I was talking with the ever smart Jeff Brown who does the Read to Lead Podcast (one of my favorites), and we were talking about how podcasting is just booming. Jeff runs a Podcaster Academy. I co-founded PodCamp, etc. It’s a big topic these days.
Jeff said that once at his former job in radio, someone said, “You can’t kill radio. No one will ever listen to a traffic report on a podcast.”
You Will Never See Us Coming
What the guy didn’t know was that podcasting didn’t have to replace traffic reports. Waze did. So we no longer have to suffer through morning drive time formula to hope to catch a word or two about the road we’re likely already on because now an app does that so much better, and we can just listen to the shows we like instead.
That’s how innovation actually works. It’s rarely a direct port from one experience to another. That person felt that traffic was the “secret sauce” of terrestrial radio, but that’s so far from the truth, it’s hilarious. For a certain demographic right now, maybe? But that’s not even as true as it used to be. Look how rare it is to see someone of ANY age without a smart phone. From babies to the ancient ones, smart phones (and thus the ability to make your own traffic report) are ubiquitous.
Innovation works that way. Learning and knowledge are rarely linear. These moments jump tracks.
So what do you do with this?
Focus on the Needs
People don’t need cars. They need to get from one place to another. People don’t need “phones.” They need to communicate. People don’t need “cities” *or* “suburbs.” They need a place to put their things and a place to sleep and a place to eat.
Jacq and I stayed in a beautiful cabin this past weekend because Airbnb makes it easier. If I need a place to gather myself in NYC, I can use Breather to find something very specific.
Focus on the needs and the intentions and you’ll get closer to understanding where the universe is headed.

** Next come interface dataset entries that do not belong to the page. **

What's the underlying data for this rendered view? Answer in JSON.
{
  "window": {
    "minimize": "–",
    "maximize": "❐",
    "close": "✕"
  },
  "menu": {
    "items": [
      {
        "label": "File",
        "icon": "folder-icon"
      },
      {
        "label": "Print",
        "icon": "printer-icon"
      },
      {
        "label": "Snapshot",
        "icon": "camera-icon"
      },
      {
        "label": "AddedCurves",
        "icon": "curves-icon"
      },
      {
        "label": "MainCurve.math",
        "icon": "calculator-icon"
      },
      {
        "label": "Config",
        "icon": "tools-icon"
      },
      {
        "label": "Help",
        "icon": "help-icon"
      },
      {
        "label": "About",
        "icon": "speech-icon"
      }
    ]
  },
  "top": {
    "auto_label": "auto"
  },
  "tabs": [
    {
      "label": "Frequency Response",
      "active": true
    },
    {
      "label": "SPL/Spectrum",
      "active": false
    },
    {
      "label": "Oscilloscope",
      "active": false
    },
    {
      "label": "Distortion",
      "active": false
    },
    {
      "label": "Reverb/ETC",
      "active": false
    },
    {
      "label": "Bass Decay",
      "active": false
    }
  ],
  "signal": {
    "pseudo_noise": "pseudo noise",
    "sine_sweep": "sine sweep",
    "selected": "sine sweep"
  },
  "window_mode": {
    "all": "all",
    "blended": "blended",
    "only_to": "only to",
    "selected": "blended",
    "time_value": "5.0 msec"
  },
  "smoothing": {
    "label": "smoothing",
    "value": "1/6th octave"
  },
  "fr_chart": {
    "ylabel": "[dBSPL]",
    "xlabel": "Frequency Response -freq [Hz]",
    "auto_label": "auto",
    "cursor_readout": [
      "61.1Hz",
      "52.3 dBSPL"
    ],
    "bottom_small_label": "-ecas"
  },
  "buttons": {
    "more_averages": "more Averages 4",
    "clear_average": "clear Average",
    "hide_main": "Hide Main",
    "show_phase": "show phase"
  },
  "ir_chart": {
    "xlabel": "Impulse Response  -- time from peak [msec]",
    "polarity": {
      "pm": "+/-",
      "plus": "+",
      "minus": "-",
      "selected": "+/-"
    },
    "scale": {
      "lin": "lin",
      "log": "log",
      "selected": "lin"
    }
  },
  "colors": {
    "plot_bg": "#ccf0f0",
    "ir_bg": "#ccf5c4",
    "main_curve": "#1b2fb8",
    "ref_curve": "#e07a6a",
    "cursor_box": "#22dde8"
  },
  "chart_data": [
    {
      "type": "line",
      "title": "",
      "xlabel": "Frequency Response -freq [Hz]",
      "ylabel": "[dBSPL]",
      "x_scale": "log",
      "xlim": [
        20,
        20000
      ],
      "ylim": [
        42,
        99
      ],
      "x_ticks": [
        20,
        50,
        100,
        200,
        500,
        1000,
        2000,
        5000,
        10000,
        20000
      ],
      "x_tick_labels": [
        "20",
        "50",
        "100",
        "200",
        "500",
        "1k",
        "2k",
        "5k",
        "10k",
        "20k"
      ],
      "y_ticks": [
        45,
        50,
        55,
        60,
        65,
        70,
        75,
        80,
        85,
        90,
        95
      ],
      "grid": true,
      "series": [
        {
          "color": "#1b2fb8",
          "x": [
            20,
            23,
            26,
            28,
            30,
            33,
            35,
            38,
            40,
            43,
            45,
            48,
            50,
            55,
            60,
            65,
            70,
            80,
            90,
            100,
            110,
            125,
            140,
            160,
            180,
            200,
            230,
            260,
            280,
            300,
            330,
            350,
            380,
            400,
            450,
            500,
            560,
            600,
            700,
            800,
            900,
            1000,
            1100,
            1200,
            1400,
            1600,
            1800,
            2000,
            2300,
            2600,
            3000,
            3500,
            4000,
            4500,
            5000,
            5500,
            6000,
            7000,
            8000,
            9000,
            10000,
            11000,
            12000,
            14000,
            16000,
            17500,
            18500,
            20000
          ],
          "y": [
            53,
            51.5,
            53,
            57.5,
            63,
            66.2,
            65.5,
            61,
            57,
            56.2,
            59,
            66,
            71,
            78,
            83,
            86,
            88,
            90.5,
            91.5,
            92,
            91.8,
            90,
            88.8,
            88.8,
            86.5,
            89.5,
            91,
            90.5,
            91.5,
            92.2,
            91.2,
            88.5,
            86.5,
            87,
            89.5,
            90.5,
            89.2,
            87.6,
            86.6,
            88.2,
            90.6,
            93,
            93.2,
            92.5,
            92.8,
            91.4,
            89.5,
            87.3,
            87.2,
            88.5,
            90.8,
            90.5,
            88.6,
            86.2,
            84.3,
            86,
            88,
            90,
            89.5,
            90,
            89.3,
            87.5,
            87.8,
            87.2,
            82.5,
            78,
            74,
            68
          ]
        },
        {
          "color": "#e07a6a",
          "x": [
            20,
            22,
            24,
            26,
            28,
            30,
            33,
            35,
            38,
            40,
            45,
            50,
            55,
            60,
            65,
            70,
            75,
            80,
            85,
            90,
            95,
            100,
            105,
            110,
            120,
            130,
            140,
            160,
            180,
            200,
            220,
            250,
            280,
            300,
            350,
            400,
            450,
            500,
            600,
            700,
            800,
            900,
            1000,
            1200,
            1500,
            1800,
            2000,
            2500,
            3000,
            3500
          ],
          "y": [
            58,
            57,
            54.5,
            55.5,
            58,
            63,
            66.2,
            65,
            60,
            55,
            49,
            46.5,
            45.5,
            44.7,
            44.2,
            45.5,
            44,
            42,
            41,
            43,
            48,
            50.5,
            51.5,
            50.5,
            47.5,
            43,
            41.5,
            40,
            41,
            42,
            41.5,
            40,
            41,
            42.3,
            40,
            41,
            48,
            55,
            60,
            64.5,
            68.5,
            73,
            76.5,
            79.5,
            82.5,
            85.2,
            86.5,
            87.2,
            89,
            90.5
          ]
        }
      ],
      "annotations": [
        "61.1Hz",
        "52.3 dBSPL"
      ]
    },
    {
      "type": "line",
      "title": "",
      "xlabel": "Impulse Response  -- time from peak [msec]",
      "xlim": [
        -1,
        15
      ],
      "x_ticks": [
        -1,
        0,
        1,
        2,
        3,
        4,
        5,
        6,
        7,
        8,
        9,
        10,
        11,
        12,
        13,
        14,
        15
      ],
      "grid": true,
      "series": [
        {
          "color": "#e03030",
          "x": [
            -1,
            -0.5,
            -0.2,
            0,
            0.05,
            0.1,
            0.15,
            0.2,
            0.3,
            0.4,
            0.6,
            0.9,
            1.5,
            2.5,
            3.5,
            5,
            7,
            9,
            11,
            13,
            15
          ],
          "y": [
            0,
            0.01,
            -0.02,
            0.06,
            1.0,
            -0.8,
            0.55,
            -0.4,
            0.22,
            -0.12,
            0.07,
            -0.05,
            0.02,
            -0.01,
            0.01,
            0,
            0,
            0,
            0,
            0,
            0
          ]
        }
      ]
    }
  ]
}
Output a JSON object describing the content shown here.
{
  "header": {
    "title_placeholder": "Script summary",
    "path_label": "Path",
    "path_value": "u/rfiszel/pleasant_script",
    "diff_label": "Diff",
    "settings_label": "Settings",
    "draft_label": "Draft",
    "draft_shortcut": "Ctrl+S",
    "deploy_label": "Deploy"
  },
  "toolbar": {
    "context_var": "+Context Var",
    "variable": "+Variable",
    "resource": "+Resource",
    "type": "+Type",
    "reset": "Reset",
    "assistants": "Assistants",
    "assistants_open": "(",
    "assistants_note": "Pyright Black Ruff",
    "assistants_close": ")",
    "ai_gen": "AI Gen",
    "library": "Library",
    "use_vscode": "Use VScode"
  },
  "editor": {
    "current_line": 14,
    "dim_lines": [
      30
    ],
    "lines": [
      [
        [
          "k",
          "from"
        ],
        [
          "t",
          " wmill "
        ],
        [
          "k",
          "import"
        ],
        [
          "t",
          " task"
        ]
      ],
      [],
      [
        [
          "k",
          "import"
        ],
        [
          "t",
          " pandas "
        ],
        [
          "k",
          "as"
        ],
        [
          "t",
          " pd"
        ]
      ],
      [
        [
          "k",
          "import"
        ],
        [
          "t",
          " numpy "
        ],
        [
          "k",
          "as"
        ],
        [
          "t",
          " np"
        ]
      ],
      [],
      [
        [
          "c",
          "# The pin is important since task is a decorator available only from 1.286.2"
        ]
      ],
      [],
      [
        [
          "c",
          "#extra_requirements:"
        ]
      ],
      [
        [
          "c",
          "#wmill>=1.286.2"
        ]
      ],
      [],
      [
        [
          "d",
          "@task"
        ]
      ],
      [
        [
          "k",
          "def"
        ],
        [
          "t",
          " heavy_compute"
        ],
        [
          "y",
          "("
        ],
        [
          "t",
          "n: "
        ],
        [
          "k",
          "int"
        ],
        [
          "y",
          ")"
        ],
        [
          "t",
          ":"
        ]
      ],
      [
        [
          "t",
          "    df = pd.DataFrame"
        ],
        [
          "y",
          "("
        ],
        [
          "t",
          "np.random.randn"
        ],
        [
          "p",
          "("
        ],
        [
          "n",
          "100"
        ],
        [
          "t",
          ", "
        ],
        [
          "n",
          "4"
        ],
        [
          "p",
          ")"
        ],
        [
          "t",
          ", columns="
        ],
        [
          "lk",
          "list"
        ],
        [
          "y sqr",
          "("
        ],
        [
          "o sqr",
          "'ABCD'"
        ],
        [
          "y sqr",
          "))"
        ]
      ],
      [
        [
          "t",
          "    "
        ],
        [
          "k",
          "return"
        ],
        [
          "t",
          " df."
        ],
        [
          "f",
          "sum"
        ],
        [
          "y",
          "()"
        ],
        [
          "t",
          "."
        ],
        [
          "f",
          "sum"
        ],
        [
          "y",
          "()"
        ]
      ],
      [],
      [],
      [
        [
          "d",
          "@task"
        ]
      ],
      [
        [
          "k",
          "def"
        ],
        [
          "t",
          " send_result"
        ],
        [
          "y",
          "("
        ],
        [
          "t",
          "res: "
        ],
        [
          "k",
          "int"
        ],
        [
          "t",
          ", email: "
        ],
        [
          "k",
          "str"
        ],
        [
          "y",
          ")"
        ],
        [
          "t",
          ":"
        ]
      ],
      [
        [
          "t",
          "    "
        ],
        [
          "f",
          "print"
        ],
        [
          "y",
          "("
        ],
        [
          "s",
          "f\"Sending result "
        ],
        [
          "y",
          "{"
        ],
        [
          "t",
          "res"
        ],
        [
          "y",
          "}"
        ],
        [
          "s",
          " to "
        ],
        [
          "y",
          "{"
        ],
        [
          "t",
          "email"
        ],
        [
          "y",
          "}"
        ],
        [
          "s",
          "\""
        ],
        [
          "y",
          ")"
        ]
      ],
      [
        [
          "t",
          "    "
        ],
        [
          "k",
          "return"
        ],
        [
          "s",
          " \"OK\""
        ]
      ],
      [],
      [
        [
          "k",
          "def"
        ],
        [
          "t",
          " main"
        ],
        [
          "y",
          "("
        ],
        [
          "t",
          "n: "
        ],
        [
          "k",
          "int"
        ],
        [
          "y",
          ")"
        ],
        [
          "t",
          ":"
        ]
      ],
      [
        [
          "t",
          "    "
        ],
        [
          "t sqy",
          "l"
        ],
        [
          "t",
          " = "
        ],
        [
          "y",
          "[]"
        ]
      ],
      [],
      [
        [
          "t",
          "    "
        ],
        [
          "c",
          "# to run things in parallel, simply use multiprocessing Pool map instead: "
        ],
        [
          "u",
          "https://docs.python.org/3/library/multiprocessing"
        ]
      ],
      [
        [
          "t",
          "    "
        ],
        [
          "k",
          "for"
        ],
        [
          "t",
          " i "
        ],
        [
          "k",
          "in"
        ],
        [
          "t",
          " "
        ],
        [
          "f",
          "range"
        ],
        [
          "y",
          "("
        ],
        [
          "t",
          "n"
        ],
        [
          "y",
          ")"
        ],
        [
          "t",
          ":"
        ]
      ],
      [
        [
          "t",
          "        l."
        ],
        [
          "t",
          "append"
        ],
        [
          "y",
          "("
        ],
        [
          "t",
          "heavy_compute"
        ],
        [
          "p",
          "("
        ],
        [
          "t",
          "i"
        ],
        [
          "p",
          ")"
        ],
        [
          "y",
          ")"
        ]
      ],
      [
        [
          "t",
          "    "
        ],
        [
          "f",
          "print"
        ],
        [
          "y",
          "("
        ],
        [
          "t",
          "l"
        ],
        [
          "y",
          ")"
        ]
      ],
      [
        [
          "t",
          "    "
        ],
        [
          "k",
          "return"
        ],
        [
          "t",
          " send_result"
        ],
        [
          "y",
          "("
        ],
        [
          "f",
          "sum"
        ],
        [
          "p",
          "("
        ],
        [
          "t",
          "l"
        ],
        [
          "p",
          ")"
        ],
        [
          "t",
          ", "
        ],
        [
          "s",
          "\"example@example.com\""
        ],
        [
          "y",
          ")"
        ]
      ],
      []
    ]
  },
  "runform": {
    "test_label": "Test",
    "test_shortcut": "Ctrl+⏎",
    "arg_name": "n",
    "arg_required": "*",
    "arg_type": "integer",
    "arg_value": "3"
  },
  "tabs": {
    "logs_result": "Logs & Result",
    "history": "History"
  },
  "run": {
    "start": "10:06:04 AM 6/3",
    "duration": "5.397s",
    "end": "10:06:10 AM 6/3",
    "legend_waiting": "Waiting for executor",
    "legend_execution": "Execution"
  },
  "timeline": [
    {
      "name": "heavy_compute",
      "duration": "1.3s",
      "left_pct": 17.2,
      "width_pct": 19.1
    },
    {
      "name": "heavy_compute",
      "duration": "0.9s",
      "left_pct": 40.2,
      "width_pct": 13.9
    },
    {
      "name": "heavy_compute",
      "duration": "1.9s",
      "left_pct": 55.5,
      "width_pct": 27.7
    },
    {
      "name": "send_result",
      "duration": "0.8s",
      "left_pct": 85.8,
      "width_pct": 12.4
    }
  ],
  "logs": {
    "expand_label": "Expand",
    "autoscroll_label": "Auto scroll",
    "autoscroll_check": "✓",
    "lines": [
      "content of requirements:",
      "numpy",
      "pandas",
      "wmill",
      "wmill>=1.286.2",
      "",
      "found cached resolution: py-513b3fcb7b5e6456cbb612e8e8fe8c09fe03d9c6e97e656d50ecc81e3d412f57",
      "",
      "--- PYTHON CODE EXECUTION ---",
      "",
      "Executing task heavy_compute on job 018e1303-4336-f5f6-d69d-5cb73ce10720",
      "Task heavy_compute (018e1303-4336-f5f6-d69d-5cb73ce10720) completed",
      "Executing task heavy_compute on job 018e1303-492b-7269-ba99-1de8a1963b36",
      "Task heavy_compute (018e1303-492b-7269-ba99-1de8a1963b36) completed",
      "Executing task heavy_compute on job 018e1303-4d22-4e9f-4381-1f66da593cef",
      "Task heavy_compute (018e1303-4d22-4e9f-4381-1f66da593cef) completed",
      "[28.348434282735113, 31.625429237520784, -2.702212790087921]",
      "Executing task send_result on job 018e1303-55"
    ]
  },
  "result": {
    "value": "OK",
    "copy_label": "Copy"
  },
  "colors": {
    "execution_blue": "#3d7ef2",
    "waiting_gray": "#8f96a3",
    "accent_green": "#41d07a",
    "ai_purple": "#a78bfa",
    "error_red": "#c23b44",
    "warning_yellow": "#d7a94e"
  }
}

Not always, but enough times. Or even once. If you’re the person way ahead of the curve, then you win.